### RECORDS FOR PROCESSING

+---+

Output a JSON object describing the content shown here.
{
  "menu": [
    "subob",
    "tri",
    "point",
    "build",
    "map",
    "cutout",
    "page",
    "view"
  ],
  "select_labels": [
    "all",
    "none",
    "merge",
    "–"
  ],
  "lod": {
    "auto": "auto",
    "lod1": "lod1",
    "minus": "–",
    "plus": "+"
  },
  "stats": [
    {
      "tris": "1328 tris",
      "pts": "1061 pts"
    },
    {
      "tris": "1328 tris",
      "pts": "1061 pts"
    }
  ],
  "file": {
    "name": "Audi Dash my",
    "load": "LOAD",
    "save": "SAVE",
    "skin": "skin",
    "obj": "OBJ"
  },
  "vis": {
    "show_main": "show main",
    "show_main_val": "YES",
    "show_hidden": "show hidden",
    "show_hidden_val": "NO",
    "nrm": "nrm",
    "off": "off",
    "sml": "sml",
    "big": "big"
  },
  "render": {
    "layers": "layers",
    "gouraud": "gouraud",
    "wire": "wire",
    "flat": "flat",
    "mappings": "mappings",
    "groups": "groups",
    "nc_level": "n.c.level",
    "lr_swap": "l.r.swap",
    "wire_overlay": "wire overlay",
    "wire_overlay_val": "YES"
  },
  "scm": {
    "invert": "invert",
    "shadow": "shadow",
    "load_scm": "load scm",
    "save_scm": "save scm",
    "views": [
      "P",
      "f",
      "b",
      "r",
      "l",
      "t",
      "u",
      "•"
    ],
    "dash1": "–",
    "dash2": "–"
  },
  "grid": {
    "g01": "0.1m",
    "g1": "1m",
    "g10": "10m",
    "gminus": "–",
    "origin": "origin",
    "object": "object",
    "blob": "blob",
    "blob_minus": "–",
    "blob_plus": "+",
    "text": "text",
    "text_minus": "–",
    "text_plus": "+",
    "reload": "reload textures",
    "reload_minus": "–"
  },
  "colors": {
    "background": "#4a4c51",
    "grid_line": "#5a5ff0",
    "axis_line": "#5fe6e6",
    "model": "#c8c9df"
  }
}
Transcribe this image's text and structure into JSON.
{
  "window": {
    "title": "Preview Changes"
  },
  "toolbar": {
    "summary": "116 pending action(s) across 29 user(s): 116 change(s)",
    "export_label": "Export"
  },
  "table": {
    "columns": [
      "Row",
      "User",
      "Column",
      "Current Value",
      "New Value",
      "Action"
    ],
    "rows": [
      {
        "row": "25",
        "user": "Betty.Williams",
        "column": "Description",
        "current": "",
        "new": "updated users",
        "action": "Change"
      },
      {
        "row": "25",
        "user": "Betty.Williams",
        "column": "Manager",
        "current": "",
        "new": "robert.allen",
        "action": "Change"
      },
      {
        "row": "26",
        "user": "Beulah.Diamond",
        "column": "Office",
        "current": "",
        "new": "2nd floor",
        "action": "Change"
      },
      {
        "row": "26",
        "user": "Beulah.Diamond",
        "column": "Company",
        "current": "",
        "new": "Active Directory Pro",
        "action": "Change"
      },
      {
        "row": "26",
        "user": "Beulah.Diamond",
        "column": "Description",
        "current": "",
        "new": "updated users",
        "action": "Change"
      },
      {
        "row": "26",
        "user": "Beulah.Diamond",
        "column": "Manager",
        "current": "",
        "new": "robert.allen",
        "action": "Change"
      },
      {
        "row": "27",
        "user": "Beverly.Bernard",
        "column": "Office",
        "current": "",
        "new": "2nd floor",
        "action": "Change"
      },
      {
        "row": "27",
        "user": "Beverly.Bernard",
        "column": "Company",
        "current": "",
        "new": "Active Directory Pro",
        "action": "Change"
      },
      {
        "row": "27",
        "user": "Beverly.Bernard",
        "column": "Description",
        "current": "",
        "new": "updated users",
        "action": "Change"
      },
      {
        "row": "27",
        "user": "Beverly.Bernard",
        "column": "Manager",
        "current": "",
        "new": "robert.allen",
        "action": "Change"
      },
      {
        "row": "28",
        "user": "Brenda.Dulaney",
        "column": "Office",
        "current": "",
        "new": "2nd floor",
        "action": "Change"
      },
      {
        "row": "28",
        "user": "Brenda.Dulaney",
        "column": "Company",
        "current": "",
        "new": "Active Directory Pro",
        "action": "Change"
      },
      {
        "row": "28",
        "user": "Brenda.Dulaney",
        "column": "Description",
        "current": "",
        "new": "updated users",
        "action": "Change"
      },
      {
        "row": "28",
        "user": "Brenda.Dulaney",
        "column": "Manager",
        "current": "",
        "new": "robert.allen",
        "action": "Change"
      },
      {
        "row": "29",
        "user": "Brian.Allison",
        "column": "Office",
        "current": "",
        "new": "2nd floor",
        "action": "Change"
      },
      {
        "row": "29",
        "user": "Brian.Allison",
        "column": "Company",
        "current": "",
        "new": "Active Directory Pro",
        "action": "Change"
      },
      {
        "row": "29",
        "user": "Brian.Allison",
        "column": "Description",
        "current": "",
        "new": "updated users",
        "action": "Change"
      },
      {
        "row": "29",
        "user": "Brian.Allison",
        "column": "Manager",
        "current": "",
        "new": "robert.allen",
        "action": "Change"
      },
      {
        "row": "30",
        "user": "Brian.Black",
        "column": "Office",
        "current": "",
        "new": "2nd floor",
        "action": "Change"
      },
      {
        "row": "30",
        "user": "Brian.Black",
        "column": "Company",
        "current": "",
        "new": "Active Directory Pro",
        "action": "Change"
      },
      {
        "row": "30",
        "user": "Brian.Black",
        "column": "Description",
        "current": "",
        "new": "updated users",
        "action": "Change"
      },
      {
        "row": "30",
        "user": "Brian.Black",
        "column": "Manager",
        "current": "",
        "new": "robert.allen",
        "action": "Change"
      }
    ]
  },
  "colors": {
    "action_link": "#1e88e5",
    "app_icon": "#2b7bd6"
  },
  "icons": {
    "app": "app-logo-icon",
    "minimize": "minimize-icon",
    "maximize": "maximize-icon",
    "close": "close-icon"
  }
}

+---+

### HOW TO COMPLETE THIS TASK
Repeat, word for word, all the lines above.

### WRITTEN SOLUTION
Output a JSON object describing the content shown here.
{
  "menu": [
    "subob",
    "tri",
    "point",
    "build",
    "map",
    "cutout",
    "page",
    "view"
  ],
  "select_labels": [
    "all",
    "none",
    "merge",
    "–"
  ],
  "lod": {
    "auto": "auto",
    "lod1": "lod1",
    "minus": "–",
    "plus": "+"
  },
  "stats": [
    {
      "tris": "1328 tris",
      "pts": "1061 pts"
    },
    {
      "tris": "1328 tris",
      "pts": "1061 pts"
    }
  ],
  "file": {
    "name": "Audi Dash my",
    "load": "LOAD",
    "save": "SAVE",
    "skin": "skin",
    "obj": "OBJ"
  },
  "vis": {
    "show_main": "show main",
    "show_main_val": "YES",
    "show_hidden": "show hidden",
    "show_hidden_val": "NO",
    "nrm": "nrm",
    "off": "off",
    "sml": "sml",
    "big": "big"
  },
  "render": {
    "layers": "layers",
    "gouraud": "gouraud",
    "wire": "wire",
    "flat": "flat",
    "mappings": "mappings",
    "groups": "groups",
    "nc_level": "n.c.level",
    "lr_swap": "l.r.swap",
    "wire_overlay": "wire overlay",
    "wire_overlay_val": "YES"
  },
  "scm": {
    "invert": "invert",
    "shadow": "shadow",
    "load_scm": "load scm",
    "save_scm": "save scm",
    "views": [
      "P",
      "f",
      "b",
      "r",
      "l",
      "t",
      "u",
      "•"
    ],
    "dash1": "–",
    "dash2": "–"
  },
  "grid": {
    "g01": "0.1m",
    "g1": "1m",
    "g10": "10m",
    "gminus": "–",
    "origin": "origin",
    "object": "object",
    "blob": "blob",
    "blob_minus": "–",
    "blob_plus": "+",
    "text": "text",
    "text_minus": "–",
    "text_plus": "+",
    "reload": "reload textures",
    "reload_minus": "–"
  },
  "colors": {
    "background": "#4a4c51",
    "grid_line": "#5a5ff0",
    "axis_line": "#5fe6e6",
    "model": "#c8c9df"
  }
}
Transcribe this image's text and structure into JSON.
{
  "window": {
    "title": "Preview Changes"
  },
  "toolbar": {
    "summary": "116 pending action(s) across 29 user(s): 116 change(s)",
    "export_label": "Export"
  },
  "table": {
    "columns": [
      "Row",
      "User",
      "Column",
      "Current Value",
      "New Value",
      "Action"
    ],
    "rows": [
      {
        "row": "25",
        "user": "Betty.Williams",
        "column": "Description",
        "current": "",
        "new": "updated users",
        "action": "Change"
      },
      {
        "row": "25",
        "user": "Betty.Williams",
        "column": "Manager",
        "current": "",
        "new": "robert.allen",
        "action": "Change"
      },
      {
        "row": "26",
        "user": "Beulah.Diamond",
        "column": "Office",
        "current": "",
        "new": "2nd floor",
        "action": "Change"
      },
      {
        "row": "26",
        "user": "Beulah.Diamond",
        "column": "Company",
        "current": "",
        "new": "Active Directory Pro",
        "action": "Change"
      },
      {
        "row": "26",
        "user": "Beulah.Diamond",
        "column": "Description",
        "current": "",
        "new": "updated users",
        "action": "Change"
      },
      {
        "row": "26",
        "user": "Beulah.Diamond",
        "column": "Manager",
        "current": "",
        "new": "robert.allen",
        "action": "Change"
      },
      {
        "row": "27",
        "user": "Beverly.Bernard",
        "column": "Office",
        "current": "",
        "new": "2nd floor",
        "action": "Change"
      },
      {
        "row": "27",
        "user": "Beverly.Bernard",
        "column": "Company",
        "current": "",
        "new": "Active Directory Pro",
        "action": "Change"
      },
      {
        "row": "27",
        "user": "Beverly.Bernard",
        "column": "Description",
        "current": "",
        "new": "updated users",
        "action": "Change"
      },
      {
        "row": "27",
        "user": "Beverly.Bernard",
        "column": "Manager",
        "current": "",
        "new": "robert.allen",
        "action": "Change"
      },
      {
        "row": "28",
        "user": "Brenda.Dulaney",
        "column": "Office",
        "current": "",
        "new": "2nd floor",
        "action": "Change"
      },
      {
        "row": "28",
        "user": "Brenda.Dulaney",
        "column": "Company",
        "current": "",
        "new": "Active Directory Pro",
        "action": "Change"
      },
      {
        "row": "28",
        "user": "Brenda.Dulaney",
        "column": "Description",
        "current": "",
        "new": "updated users",
        "action": "Change"
      },
      {
        "row": "28",
        "user": "Brenda.Dulaney",
        "column": "Manager",
        "current": "",
        "new": "robert.allen",
        "action": "Change"
      },
      {
        "row": "29",
        "user": "Brian.Allison",
        "column": "Office",
        "current": "",
        "new": "2nd floor",
        "action": "Change"
      },
      {
        "row": "29",
        "user": "Brian.Allison",
        "column": "Company",
        "current": "",
        "new": "Active Directory Pro",
        "action": "Change"
      },
      {
        "row": "29",
        "user": "Brian.Allison",
        "column": "Description",
        "current": "",
        "new": "updated users",
        "action": "Change"
      },
      {
        "row": "29",
        "user": "Brian.Allison",
        "column": "Manager",
        "current": "",
        "new": "robert.allen",
        "action": "Change"
      },
      {
        "row": "30",
        "user": "Brian.Black",
        "column": "Office",
        "current": "",
        "new": "2nd floor",
        "action": "Change"
      },
      {
        "row": "30",
        "user": "Brian.Black",
        "column": "Company",
        "current": "",
        "new": "Active Directory Pro",
        "action": "Change"
      },
      {
        "row": "30",
        "user": "Brian.Black",
        "column": "Description",
        "current": "",
        "new": "updated users",
        "action": "Change"
      },
      {
        "row": "30",
        "user": "Brian.Black",
        "column": "Manager",
        "current": "",
        "new": "robert.allen",
        "action": "Change"
      }
    ]
  },
  "colors": {
    "action_link": "#1e88e5",
    "app_icon": "#2b7bd6"
  },
  "icons": {
    "app": "app-logo-icon",
    "minimize": "minimize-icon",
    "maximize": "maximize-icon",
    "close": "close-icon"
  }
}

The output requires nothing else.